▶ What is required
Give back only one number: how many lines in the data below contain the word "name".

▶ Provided records
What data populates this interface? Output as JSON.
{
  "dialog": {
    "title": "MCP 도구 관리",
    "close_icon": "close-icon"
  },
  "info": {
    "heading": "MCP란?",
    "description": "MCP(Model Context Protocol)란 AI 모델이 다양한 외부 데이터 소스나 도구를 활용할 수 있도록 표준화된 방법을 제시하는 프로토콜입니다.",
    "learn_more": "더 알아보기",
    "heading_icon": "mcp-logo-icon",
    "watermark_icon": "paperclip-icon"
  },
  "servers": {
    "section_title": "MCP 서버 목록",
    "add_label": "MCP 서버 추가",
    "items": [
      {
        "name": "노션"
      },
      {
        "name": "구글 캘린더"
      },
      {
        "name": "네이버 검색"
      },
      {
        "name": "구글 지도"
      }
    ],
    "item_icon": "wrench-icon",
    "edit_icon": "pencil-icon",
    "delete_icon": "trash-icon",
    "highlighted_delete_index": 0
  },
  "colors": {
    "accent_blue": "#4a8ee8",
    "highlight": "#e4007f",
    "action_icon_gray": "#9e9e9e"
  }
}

▶ Completed exercise
4